The chosen recipe was for short ribs provencale from my newly acquired The Carefree Cook by Rick Rodgers. Picking out the book from my small collection was rather easy this time because of my new process. During the New Year, I had made myself a promise that I would cook a recipe from every new cookbook before it makes onto my bookshelf and this book, a present to myself for Christmas, has been sitting on our bar waiting to be shelved for some time now.

The recipe definitely delivered on the carefree portion of the title. All that was required on my part was to throw the ingredients into my beloved Dutch oven. The hardest part involved in making this braise is probably find something to occupy yourself during the few hours that the braise is transformed into a delicious and sticky consistency while the whole house is permeated with the most intoxicating smell that only slow cooked red meat could produce. To that, all I can say is, be patient and you will be amply rewarded.

Short Ribs Provencale (make 6 servings)
The Carefree Cook
by Rick Rodgers

2 tablespoons extra-virgin olive oil

6 pounds individual short ribs
3/4 teaspoon salt, plus more to taste
1/2 teaspoon freshly ground black pepper, plus more to taste
1 large onion, finely chopped
1 medium carrot, finely chopped
1 celery rib, finely chopped
12 garlic cloves, peeled
1 tablespoon herbes de Provence
2 tablespoons all-purpose flour
2 cups hearty red wine, such as Zinfandel or Shiraz
1 3/4 cups beef stock, preferably homemade, or reduced-sodium chicken broth
One 14 1/2-ounce can diced tomatoes in juice, drained
1 bay leaf
8 ounces baby-cut carrots
1/2 cup Mediterranean black olives, such as Niçoise, pitted
3 tablespoons chopped fresh parsley for garnish (I had forgotten this)

1. Position a rack in the center of the oven and preheat to 300°F.

2. Heat the oil in a large (at least 6-quart) Dutch oven or flameproof casserole over medium-high heat.
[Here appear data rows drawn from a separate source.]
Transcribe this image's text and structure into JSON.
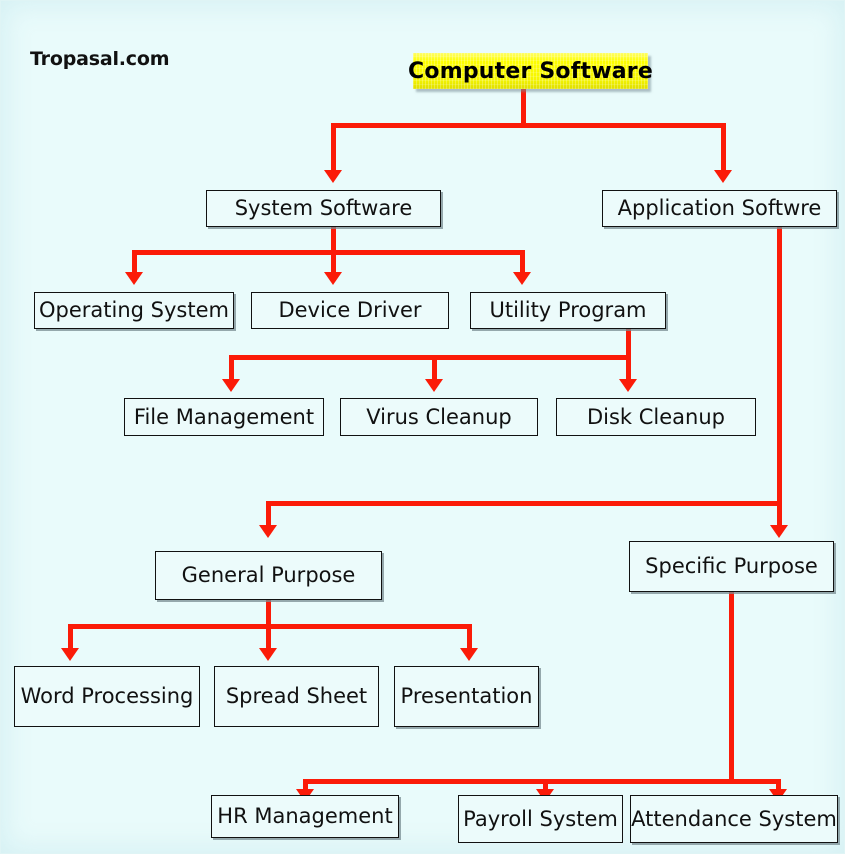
{
  "page": {
    "background_color": "#e9fbfb",
    "connector_color": "#fb1b08",
    "box_border_color": "#111111",
    "title_fill_color": "#ffff00",
    "watermark": "Tropasal.com"
  },
  "diagram": {
    "type": "tree-hierarchy",
    "title": "Computer Software",
    "nodes": {
      "root": "Computer Software",
      "system_software": "System Software",
      "application_software": "Application Softwre",
      "operating_system": "Operating System",
      "device_driver": "Device Driver",
      "utility_program": "Utility Program",
      "file_management": "File Management",
      "virus_cleanup": "Virus Cleanup",
      "disk_cleanup": "Disk Cleanup",
      "general_purpose": "General Purpose",
      "specific_purpose": "Specific Purpose",
      "word_processing": "Word Processing",
      "spread_sheet": "Spread Sheet",
      "presentation": "Presentation",
      "hr_management": "HR Management",
      "payroll_system": "Payroll System",
      "attendance_system": "Attendance System"
    },
    "edges": [
      {
        "from": "Computer Software",
        "to": "System Software"
      },
      {
        "from": "Computer Software",
        "to": "Application Softwre"
      },
      {
        "from": "System Software",
        "to": "Operating System"
      },
      {
        "from": "System Software",
        "to": "Device Driver"
      },
      {
        "from": "System Software",
        "to": "Utility Program"
      },
      {
        "from": "Utility Program",
        "to": "File Management"
      },
      {
        "from": "Utility Program",
        "to": "Virus Cleanup"
      },
      {
        "from": "Utility Program",
        "to": "Disk Cleanup"
      },
      {
        "from": "Application Softwre",
        "to": "General Purpose"
      },
      {
        "from": "Application Softwre",
        "to": "Specific Purpose"
      },
      {
        "from": "General Purpose",
        "to": "Word Processing"
      },
      {
        "from": "General Purpose",
        "to": "Spread Sheet"
      },
      {
        "from": "General Purpose",
        "to": "Presentation"
      },
      {
        "from": "Specific Purpose",
        "to": "HR Management"
      },
      {
        "from": "Specific Purpose",
        "to": "Payroll System"
      },
      {
        "from": "Specific Purpose",
        "to": "Attendance System"
      }
    ]
  }
}
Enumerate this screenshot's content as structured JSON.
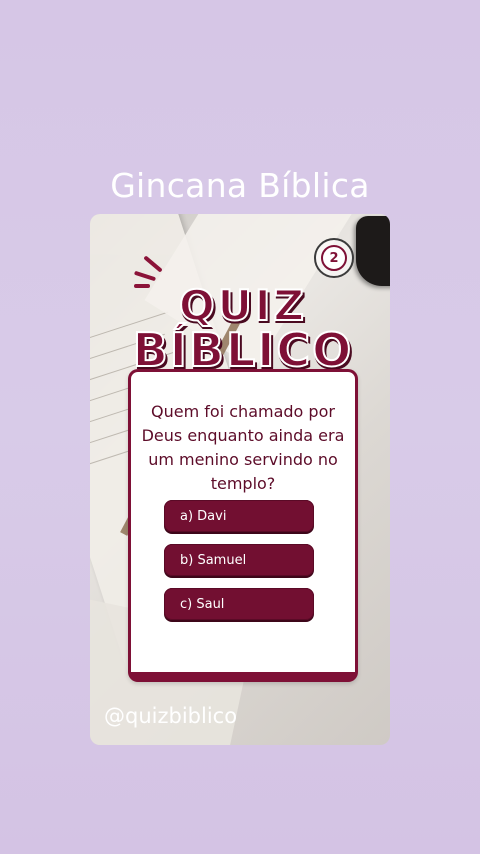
{
  "header": {
    "title": "Gincana Bíblica"
  },
  "card": {
    "badge_number": "2",
    "logo": {
      "line1": "QUIZ",
      "line2": "BÍBLICO"
    },
    "question": "Quem foi chamado por Deus enquanto ainda era um menino servindo no templo?",
    "answers": [
      {
        "label": "a) Davi"
      },
      {
        "label": "b) Samuel"
      },
      {
        "label": "c) Saul"
      }
    ]
  },
  "footer": {
    "handle": "@quizbiblico"
  },
  "colors": {
    "accent": "#7e1036",
    "background": "#d6c6e6",
    "text_light": "#ffffff"
  }
}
Season the short ribs with the salt and pepper. In batches, without crowding, add the short ribs to the pot and cook, turning occasionally, until browned on all sides, about 8 minutes. Using tongs, transfer the ribs to a platter.

3. Pour off all but 2 tablespoons of the fat from the pot. Add the onion, chopped carrot, and celery to the pot and reduce the heat to medium-low. Cover and cook, stirring often, until the vegetables are softened, about 5 minutes. Add the garlic, herbes de Provence, and flour and stir until the garlic gives off its aroma, about 1 minute. Stir in the wine and bring to a boil over high heat, stirring up the browned bits on the bottom of the pan with a wooden spoon. Add the broth, tomatoes, and bay leaf. Return the short ribs, and any juices, to the pot. Add cold water as needed to barely reach the top of the ribs and bring to a boil over high heat.

4. Cover tightly, transfer to the oven, and bake, stirring occasionally to change the position of the ribs, until the meat is falling-off-the-bone tender, about 2 1/2 hours. During the last 15 minutes, add the baby carrots.

5. Transfer the short ribs to a deep serving platter and cover with aluminum foil to keep warm. Skim off the fat from the surface of the cooking liquid, and discard the bay leaf. Bring to a boil over high heat and cook until the liquid is reduced to a sauce consistency, about 10 minutes (the exact time depends on the size of the pot). Add the olives and cook to heat them through, about 3 minutes. Season the sauce with salt and pepper.

6. Spoon the sauce with the carrots over the ribs, sprinkle with the parsley, which I forgot to buy, and serve hot.